__Given records__.
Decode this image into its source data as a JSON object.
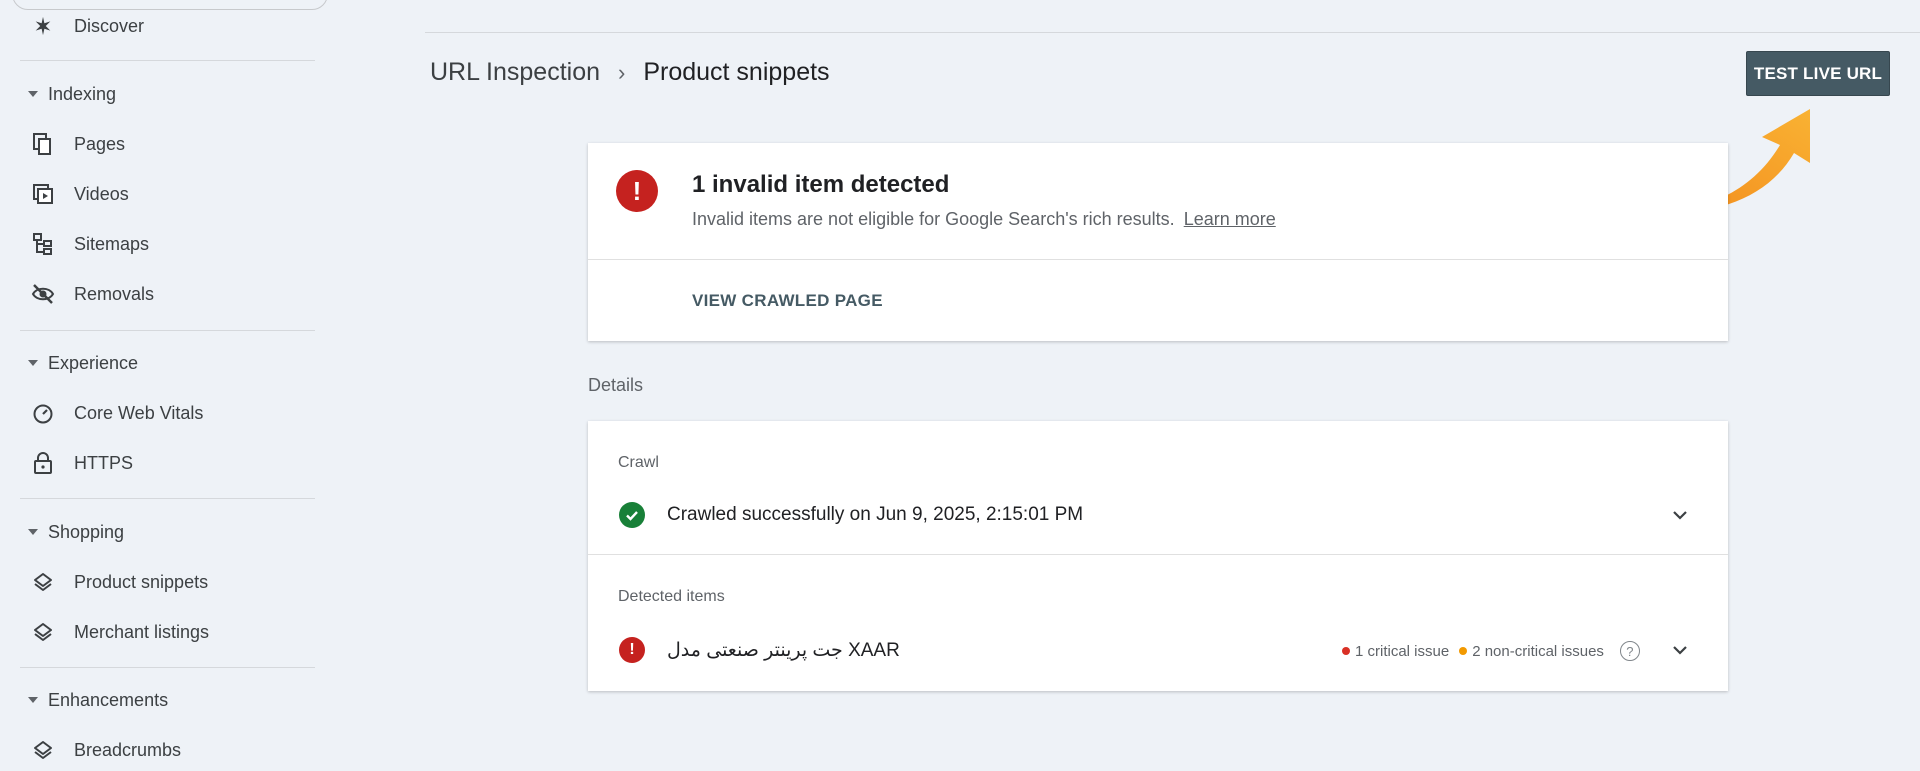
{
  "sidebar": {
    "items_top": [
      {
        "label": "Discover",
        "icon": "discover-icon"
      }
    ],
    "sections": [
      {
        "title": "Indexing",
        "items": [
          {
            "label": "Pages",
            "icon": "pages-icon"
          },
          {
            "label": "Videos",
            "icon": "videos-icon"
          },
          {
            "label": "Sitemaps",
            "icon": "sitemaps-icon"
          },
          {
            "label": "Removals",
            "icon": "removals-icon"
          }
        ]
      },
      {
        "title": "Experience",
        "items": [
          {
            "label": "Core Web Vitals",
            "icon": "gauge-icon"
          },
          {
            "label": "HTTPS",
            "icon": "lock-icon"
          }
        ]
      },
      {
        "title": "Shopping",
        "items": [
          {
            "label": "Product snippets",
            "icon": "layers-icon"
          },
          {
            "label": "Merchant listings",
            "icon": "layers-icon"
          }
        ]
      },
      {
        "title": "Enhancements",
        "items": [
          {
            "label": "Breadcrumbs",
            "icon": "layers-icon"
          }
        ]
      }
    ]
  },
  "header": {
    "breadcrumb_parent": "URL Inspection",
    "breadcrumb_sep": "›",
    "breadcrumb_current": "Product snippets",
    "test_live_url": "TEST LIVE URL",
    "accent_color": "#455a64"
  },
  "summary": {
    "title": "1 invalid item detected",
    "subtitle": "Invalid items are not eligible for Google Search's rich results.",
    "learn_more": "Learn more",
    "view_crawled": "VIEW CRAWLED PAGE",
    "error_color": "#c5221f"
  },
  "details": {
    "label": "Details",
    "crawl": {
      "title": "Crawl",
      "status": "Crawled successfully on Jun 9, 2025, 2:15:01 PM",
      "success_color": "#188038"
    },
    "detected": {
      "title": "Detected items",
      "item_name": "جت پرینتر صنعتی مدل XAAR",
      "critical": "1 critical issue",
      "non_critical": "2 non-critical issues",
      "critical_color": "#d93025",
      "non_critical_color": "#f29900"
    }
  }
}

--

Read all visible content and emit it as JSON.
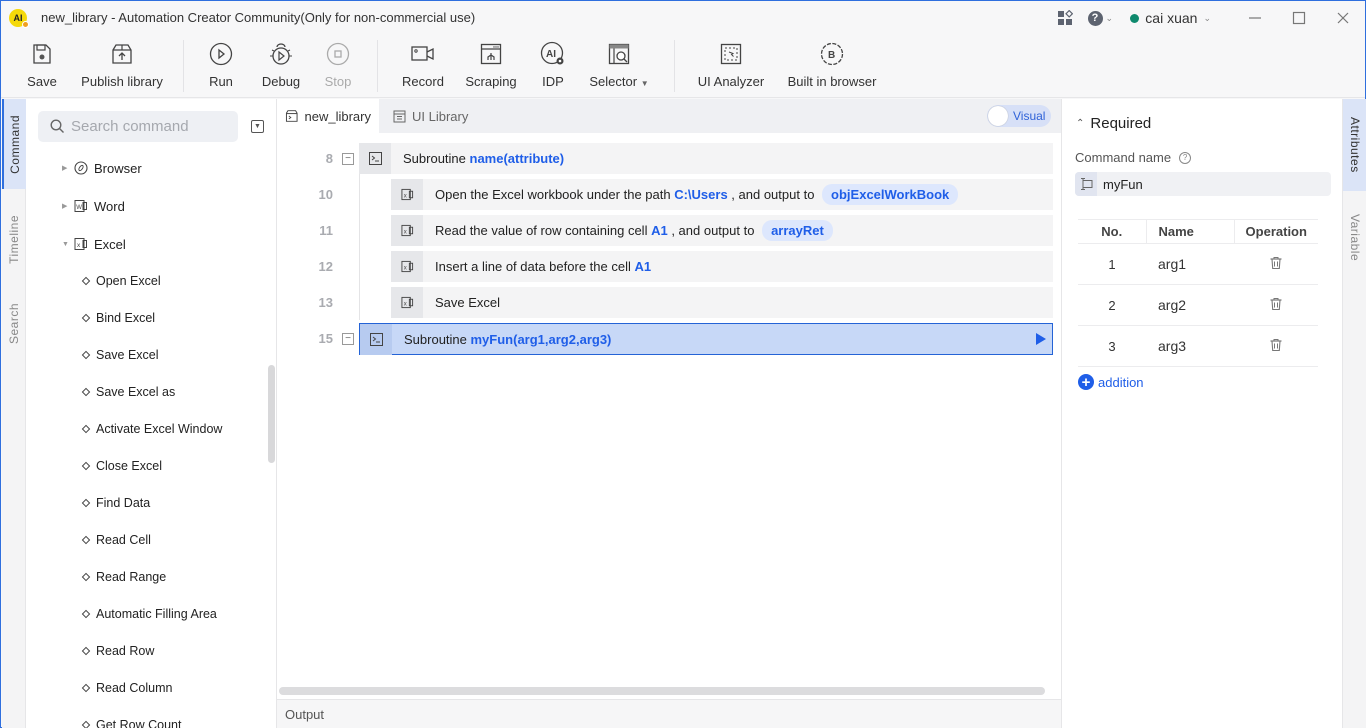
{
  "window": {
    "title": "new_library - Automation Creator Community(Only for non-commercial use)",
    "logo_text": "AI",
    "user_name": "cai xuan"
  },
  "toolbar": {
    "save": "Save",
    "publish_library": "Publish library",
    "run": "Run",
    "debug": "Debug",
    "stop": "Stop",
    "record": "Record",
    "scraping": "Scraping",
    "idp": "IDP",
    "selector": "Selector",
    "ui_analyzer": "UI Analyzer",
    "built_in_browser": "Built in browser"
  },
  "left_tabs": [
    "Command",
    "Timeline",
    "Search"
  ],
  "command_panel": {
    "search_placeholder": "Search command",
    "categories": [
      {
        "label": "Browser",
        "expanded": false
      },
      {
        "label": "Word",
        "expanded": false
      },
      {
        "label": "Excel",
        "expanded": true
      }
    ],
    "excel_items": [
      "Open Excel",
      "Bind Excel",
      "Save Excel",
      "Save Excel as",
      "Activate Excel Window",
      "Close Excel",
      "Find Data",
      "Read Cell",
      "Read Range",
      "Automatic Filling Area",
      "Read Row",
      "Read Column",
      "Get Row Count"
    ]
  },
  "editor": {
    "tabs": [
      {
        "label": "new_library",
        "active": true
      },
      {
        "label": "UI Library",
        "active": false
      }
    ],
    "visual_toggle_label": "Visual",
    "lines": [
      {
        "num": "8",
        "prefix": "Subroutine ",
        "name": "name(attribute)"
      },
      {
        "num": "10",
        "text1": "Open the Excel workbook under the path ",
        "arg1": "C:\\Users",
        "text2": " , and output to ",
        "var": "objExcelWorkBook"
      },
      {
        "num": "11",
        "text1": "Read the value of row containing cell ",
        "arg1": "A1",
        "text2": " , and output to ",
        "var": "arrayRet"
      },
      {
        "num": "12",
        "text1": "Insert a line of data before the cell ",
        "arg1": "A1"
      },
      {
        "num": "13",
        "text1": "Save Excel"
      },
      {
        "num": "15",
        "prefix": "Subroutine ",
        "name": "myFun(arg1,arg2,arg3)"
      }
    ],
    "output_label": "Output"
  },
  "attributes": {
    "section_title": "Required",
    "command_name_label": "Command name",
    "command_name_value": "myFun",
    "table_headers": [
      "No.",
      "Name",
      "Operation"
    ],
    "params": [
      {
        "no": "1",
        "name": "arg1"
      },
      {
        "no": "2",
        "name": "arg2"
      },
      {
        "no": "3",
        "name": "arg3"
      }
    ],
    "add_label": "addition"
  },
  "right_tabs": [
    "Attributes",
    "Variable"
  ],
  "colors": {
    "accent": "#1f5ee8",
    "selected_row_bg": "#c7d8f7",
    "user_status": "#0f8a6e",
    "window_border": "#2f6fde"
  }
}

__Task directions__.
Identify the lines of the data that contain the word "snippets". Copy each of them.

__Answer to this task__.
            "label": "Product snippets",
    "breadcrumb_current": "Product snippets",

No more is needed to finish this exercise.